*WHAT THIS TASK INVOLVES*
Write out every entry exactly as given, but omit the pictures.

-- ENTRIES SHOWN follows --

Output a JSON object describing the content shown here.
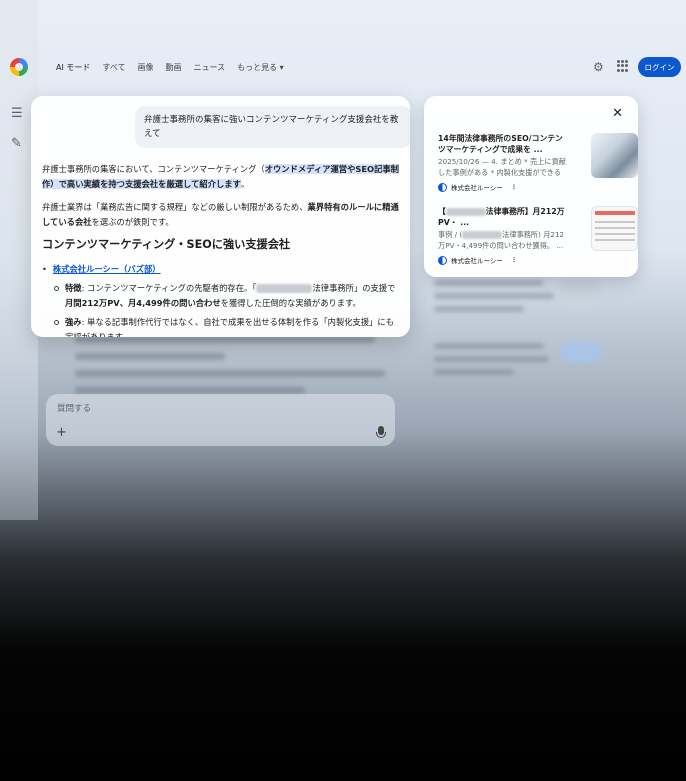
{
  "nav": {
    "tabs": [
      "AI モード",
      "すべて",
      "画像",
      "動画",
      "ニュース",
      "もっと見る ▾"
    ],
    "login_label": "ログイン"
  },
  "chat": {
    "query": "弁護士事務所の集客に強いコンテンツマーケティング支援会社を教えて",
    "intro_plain": "弁護士事務所の集客において、コンテンツマーケティング（",
    "intro_bold": "オウンドメディア運営やSEO記事制作）で高い実績を持つ支援会社を厳選して紹介します",
    "intro_end": "。",
    "para2_plain": "弁護士業界は「業務広告に関する規程」などの厳しい制限があるため、",
    "para2_bold": "業界特有のルールに精通している会社",
    "para2_end": "を選ぶのが鉄則です。",
    "heading": "コンテンツマーケティング・SEOに強い支援会社",
    "company": "株式会社ルーシー（バズ部）",
    "feature_label": "特徴",
    "feature_text_1": ": コンテンツマーケティングの先駆者的存在。「",
    "feature_text_2": "法律事務所」の支援で",
    "feature_bold": "月間212万PV、月4,499件の問い合わせ",
    "feature_end": "を獲得した圧倒的な実績があります。",
    "strength_label": "強み",
    "strength_text": ": 単なる記事制作代行ではなく、自社で成果を出せる体制を作る「内製化支援」にも定評があります。"
  },
  "sources": {
    "items": [
      {
        "title": "14年間法律事務所のSEO/コンテンツマーケティングで成果を ...",
        "snippet": "2025/10/26 — 4. まとめ * 売上に貢献した事例がある * 内製化支援ができる",
        "site": "株式会社ルーシー"
      },
      {
        "title_1": "【",
        "title_2": "法律事務所】月212万PV・ ...",
        "snippet_1": "事例 / (",
        "snippet_2": "法律事務所) 月212万PV・4,499件の問い合わせ獲得。 ...",
        "site": "株式会社ルーシー"
      }
    ]
  },
  "ask": {
    "placeholder": "質問する"
  }
}
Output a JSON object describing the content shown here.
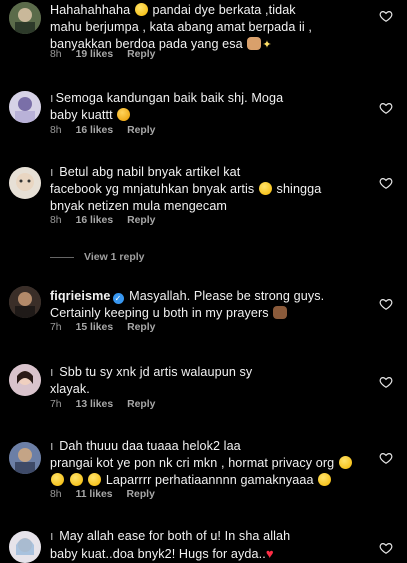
{
  "comments": [
    {
      "lines": [
        "Hahahahhaha",
        "pandai dye berkata ,tidak",
        "mahu berjumpa , kata abang amat berpada ii ,",
        "banyakkan berdoa pada yang esa"
      ],
      "time": "8h",
      "likes": "19 likes",
      "reply": "Reply"
    },
    {
      "lines": [
        "Semoga kandungan baik baik shj. Moga",
        "baby kuattt"
      ],
      "time": "8h",
      "likes": "16 likes",
      "reply": "Reply"
    },
    {
      "lines": [
        "Betul abg nabil bnyak artikel kat",
        "facebook yg mnjatuhkan bnyak artis",
        "shingga",
        "bnyak netizen mula mengecam"
      ],
      "time": "8h",
      "likes": "16 likes",
      "reply": "Reply"
    },
    {
      "username": "fiqrieisme",
      "lines": [
        "Masyallah. Please be strong guys.",
        "Certainly keeping u both in my prayers"
      ],
      "time": "7h",
      "likes": "15 likes",
      "reply": "Reply"
    },
    {
      "lines": [
        "Sbb tu sy xnk jd artis walaupun sy",
        "xlayak."
      ],
      "time": "7h",
      "likes": "13 likes",
      "reply": "Reply"
    },
    {
      "lines": [
        "Dah thuuu daa tuaaa helok2 laa",
        "prangai kot ye pon nk cri mkn , hormat privacy org",
        "Laparrrr perhatiaannnn gamaknyaaa"
      ],
      "time": "8h",
      "likes": "11 likes",
      "reply": "Reply"
    },
    {
      "lines": [
        "May allah ease for both of u! In sha allah",
        "baby kuat..doa bnyk2! Hugs for ayda.."
      ]
    }
  ],
  "view_replies": "View 1 reply",
  "colors": {
    "background": "#000000",
    "text": "#f2f2f2",
    "meta": "#9a9a9a",
    "verified": "#3897f0",
    "heart": "#ff2d45"
  },
  "icons": {
    "like": "heart-outline-icon",
    "verified": "verified-badge-icon"
  }
}
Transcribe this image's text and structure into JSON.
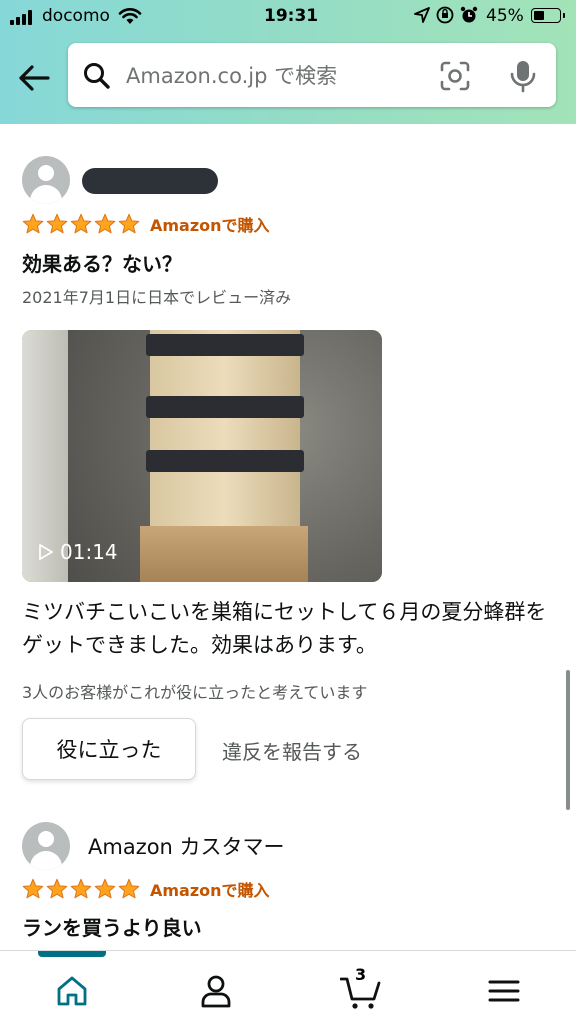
{
  "status_bar": {
    "carrier": "docomo",
    "time": "19:31",
    "battery": "45%",
    "battery_level": 0.45
  },
  "search": {
    "placeholder": "Amazon.co.jp で検索"
  },
  "reviews": [
    {
      "reviewer": "",
      "rating": 5,
      "verified_label": "Amazonで購入",
      "title": "効果ある？ない？",
      "date": "2021年7月1日に日本でレビュー済み",
      "video_duration": "01:14",
      "body": "ミツバチこいこいを巣箱にセットして６月の夏分蜂群をゲットできました。効果はあります。",
      "helpful_count": "3人のお客様がこれが役に立ったと考えています",
      "helpful_button": "役に立った",
      "report_link": "違反を報告する"
    },
    {
      "reviewer": "Amazon カスタマー",
      "rating": 5,
      "verified_label": "Amazonで購入",
      "title": "ランを買うより良い"
    }
  ],
  "bottom_nav": {
    "cart_count": "3",
    "items": [
      "home-icon",
      "account-icon",
      "cart-icon",
      "menu-icon"
    ]
  },
  "colors": {
    "header_gradient_start": "#86d8d8",
    "header_gradient_end": "#a3e3b8",
    "star": "#ffa41c",
    "verified": "#c45500",
    "nav_active": "#007185"
  }
}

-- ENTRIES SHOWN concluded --

*OUTPUT FOR THIS EXERCISE*
Output a JSON object describing the content shown here.
{
  "nav": {
    "tabs": [
      "AI モード",
      "すべて",
      "画像",
      "動画",
      "ニュース",
      "もっと見る ▾"
    ],
    "login_label": "ログイン"
  },
  "chat": {
    "query": "弁護士事務所の集客に強いコンテンツマーケティング支援会社を教えて",
    "intro_plain": "弁護士事務所の集客において、コンテンツマーケティング（",
    "intro_bold": "オウンドメディア運営やSEO記事制作）で高い実績を持つ支援会社を厳選して紹介します",
    "intro_end": "。",
    "para2_plain": "弁護士業界は「業務広告に関する規程」などの厳しい制限があるため、",
    "para2_bold": "業界特有のルールに精通している会社",
    "para2_end": "を選ぶのが鉄則です。",
    "heading": "コンテンツマーケティング・SEOに強い支援会社",
    "company": "株式会社ルーシー（バズ部）",
    "feature_label": "特徴",
    "feature_text_1": ": コンテンツマーケティングの先駆者的存在。「",
    "feature_text_2": "法律事務所」の支援で",
    "feature_bold": "月間212万PV、月4,499件の問い合わせ",
    "feature_end": "を獲得した圧倒的な実績があります。",
    "strength_label": "強み",
    "strength_text": ": 単なる記事制作代行ではなく、自社で成果を出せる体制を作る「内製化支援」にも定評があります。"
  },
  "sources": {
    "items": [
      {
        "title": "14年間法律事務所のSEO/コンテンツマーケティングで成果を ...",
        "snippet": "2025/10/26 — 4. まとめ * 売上に貢献した事例がある * 内製化支援ができる",
        "site": "株式会社ルーシー"
      },
      {
        "title_1": "【",
        "title_2": "法律事務所】月212万PV・ ...",
        "snippet_1": "事例 / (",
        "snippet_2": "法律事務所) 月212万PV・4,499件の問い合わせ獲得。 ...",
        "site": "株式会社ルーシー"
      }
    ]
  },
  "ask": {
    "placeholder": "質問する"
  }
}
Output a JSON object describing the content shown here.
{
  "comments": [
    {
      "lines": [
        "Hahahahhaha",
        "pandai dye berkata ,tidak",
        "mahu berjumpa , kata abang amat berpada ii ,",
        "banyakkan berdoa pada yang esa"
      ],
      "time": "8h",
      "likes": "19 likes",
      "reply": "Reply"
    },
    {
      "lines": [
        "Semoga kandungan baik baik shj. Moga",
        "baby kuattt"
      ],
      "time": "8h",
      "likes": "16 likes",
      "reply": "Reply"
    },
    {
      "lines": [
        "Betul abg nabil bnyak artikel kat",
        "facebook yg mnjatuhkan bnyak artis",
        "shingga",
        "bnyak netizen mula mengecam"
      ],
      "time": "8h",
      "likes": "16 likes",
      "reply": "Reply"
    },
    {
      "username": "fiqrieisme",
      "lines": [
        "Masyallah. Please be strong guys.",
        "Certainly keeping u both in my prayers"
      ],
      "time": "7h",
      "likes": "15 likes",
      "reply": "Reply"
    },
    {
      "lines": [
        "Sbb tu sy xnk jd artis walaupun sy",
        "xlayak."
      ],
      "time": "7h",
      "likes": "13 likes",
      "reply": "Reply"
    },
    {
      "lines": [
        "Dah thuuu daa tuaaa helok2 laa",
        "prangai kot ye pon nk cri mkn , hormat privacy org",
        "Laparrrr perhatiaannnn gamaknyaaa"
      ],
      "time": "8h",
      "likes": "11 likes",
      "reply": "Reply"
    },
    {
      "lines": [
        "May allah ease for both of u! In sha allah",
        "baby kuat..doa bnyk2! Hugs for ayda.."
      ]
    }
  ],
  "view_replies": "View 1 reply",
  "colors": {
    "background": "#000000",
    "text": "#f2f2f2",
    "meta": "#9a9a9a",
    "verified": "#3897f0",
    "heart": "#ff2d45"
  },
  "icons": {
    "like": "heart-outline-icon",
    "verified": "verified-badge-icon"
  }
}
Transcribe this image's text and structure into JSON.
{
  "status_bar": {
    "carrier": "docomo",
    "time": "19:31",
    "battery": "45%",
    "battery_level": 0.45
  },
  "search": {
    "placeholder": "Amazon.co.jp で検索"
  },
  "reviews": [
    {
      "reviewer": "",
      "rating": 5,
      "verified_label": "Amazonで購入",
      "title": "効果ある？ない？",
      "date": "2021年7月1日に日本でレビュー済み",
      "video_duration": "01:14",
      "body": "ミツバチこいこいを巣箱にセットして６月の夏分蜂群をゲットできました。効果はあります。",
      "helpful_count": "3人のお客様がこれが役に立ったと考えています",
      "helpful_button": "役に立った",
      "report_link": "違反を報告する"
    },
    {
      "reviewer": "Amazon カスタマー",
      "rating": 5,
      "verified_label": "Amazonで購入",
      "title": "ランを買うより良い"
    }
  ],
  "bottom_nav": {
    "cart_count": "3",
    "items": [
      "home-icon",
      "account-icon",
      "cart-icon",
      "menu-icon"
    ]
  },
  "colors": {
    "header_gradient_start": "#86d8d8",
    "header_gradient_end": "#a3e3b8",
    "star": "#ffa41c",
    "verified": "#c45500",
    "nav_active": "#007185"
  }
}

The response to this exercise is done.